Most people familiar with cancer treatment know of three main options: surgery, radiation and chemotherapy. But a newer option, called immunotherapy, is creating quite a buzz across the cancer community.
These drugs teach the immune system how to recognize and kill cancer cells, equipping it to home in on diseased cells while leaving healthy cells alone.
Immunotherapy comes in many “flavors.” Some you may have heard of, like vaccines and bone marrow transplants. But other types are even more cutting-edge.
“Now we’re in the era of cellular immunotherapy,” says Daniel Persky, MD, director of the University of Arizona Cancer Center Clinical Trials Office. “We’re using cells, particularly T cells, which are being retrained or redesigned to fight cancers more directly.”
CAR T cells are a form of cellular immunotherapy that gained media attention and public excitement as the first cancer treatments to alter a patient’s genes.
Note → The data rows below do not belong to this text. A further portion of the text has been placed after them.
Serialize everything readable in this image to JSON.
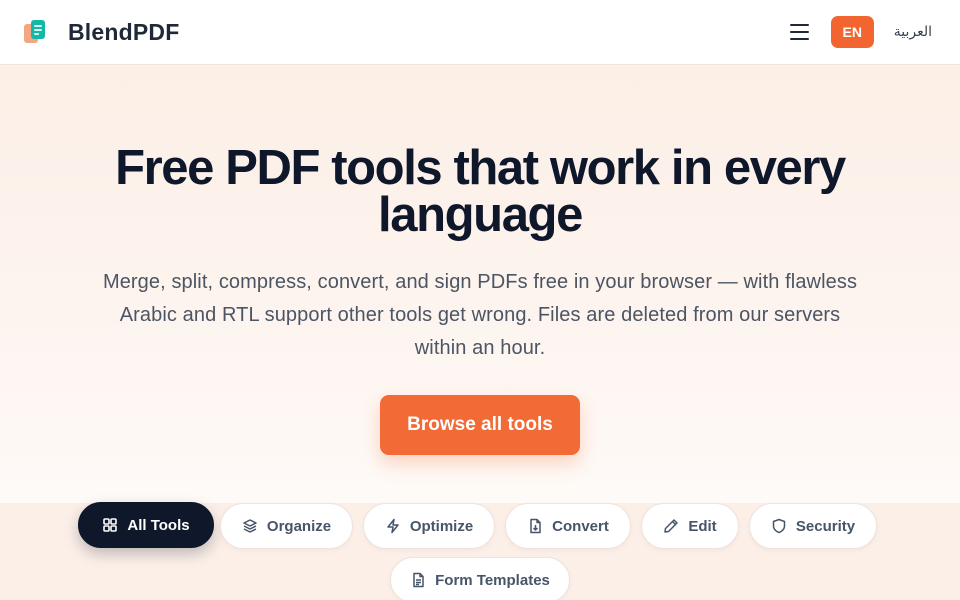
{
  "header": {
    "brand": "BlendPDF",
    "lang_en": "EN",
    "lang_ar": "العربية"
  },
  "hero": {
    "title": "Free PDF tools that work in every language",
    "subtitle": "Merge, split, compress, convert, and sign PDFs free in your browser — with flawless Arabic and RTL support other tools get wrong. Files are deleted from our servers within an hour.",
    "cta": "Browse all tools"
  },
  "categories": [
    {
      "label": "All Tools",
      "icon": "grid-icon",
      "active": true
    },
    {
      "label": "Organize",
      "icon": "layers-icon",
      "active": false
    },
    {
      "label": "Optimize",
      "icon": "lightning-icon",
      "active": false
    },
    {
      "label": "Convert",
      "icon": "file-convert-icon",
      "active": false
    },
    {
      "label": "Edit",
      "icon": "pencil-icon",
      "active": false
    },
    {
      "label": "Security",
      "icon": "shield-icon",
      "active": false
    },
    {
      "label": "Form Templates",
      "icon": "document-icon",
      "active": false
    }
  ],
  "colors": {
    "accent": "#f26a35",
    "dark": "#0f172a",
    "logo_teal": "#14b8a6",
    "logo_peach": "#f4a582"
  }
}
In 2017, the FDA approved two CAR T-cell therapies in quick succession: one for patients with advanced leukemia in August, and a second for patients with large B-cell lymphomas in October.
Researchers have called CAR T cells a “living drug” because they modify a patient’s own cells to fight disease. First, blood is drawn from the patient and sent to a lab. Here, T cells are separated from the blood and “supercharged” with a gene that generates chimeric antigen receptors (CAR), which allow the T cells to bind to cancer cells and destroy them. Hundreds of millions of these T cells are synthesized in the laboratory to create a personalized, well-armed immune defense. Finally, the patient’s newly educated T cells are returned to the clinic and reinfused into the patient, seeking and destroying cancer cells in the patient’s bloodstream.
In general, immunotherapy drugs are not frequently used in pediatric populations. CAR T cells are an exception.
“CAR T cells are used to treat acute lymphoblastic leukemia, which is very common in kids,” says Emmanuel Katsanis, MD, director of the UA Cancer Center Blood and Marrow Transplantation Program.
This therapy provides a safety net for patients whose cancers return even after standard treatments.
“Bone marrow transplant still offers a cure for 75 to 80 percent of patients with acute lymphoblastic leukemia,” says Dr. Katsanis. “CAR T cells currently are reserved for patients who relapse, usually after bone marrow transplant.”
Dr. Persky is excited that the UA Cancer Center will be one of the first sites in the state to offer CAR T-cell therapy.
“We’re bringing clinical trials with CAR T-cell therapy here,” reports Dr. Persky. “We will also be opening our cancer center to standard-of-care CAR T cells.”
In the future, additional research will reveal whether CAR T cells can be aimed at solid tumors like breast and colorectal cancers. The addition of further CAR T-cell therapies to the list of approved treatments also will help patients whose cancers have relapsed. With more research, trials and FDA approvals, the future of cancer treatment is only getting brighter.
Learn more about the promise of immunotherapy in the recent issue of Act Against Cancer, in which UA Cancer Center physicians and scientists discuss their work in this exciting new field.
About the Author
The University of Arizona Cancer Center is one of 45 comprehensive cancer centers in the nation and the only one headquartered in and serving the entire state of Arizona that has been designated by the National Cancer Institute as a Comprehensive Cancer Center, the NCI’s highest designation. That designation is reserved for centers focusing on patient care as well as basic and clinical research, prevention, education, outreach and training.
The Cancer Center is a leader in research on women’s cancers (breast, ovarian), men’s cancers (prostate), gastrointestinal cancers (colon, pancreas and liver), lymphoma and skin cancers and is home to one of the largest Cancer Prevention and Control Programs among the nation’s comprehensive cancer centers, with leading prevention research in breast, colon, lung, prostate and skin cancers.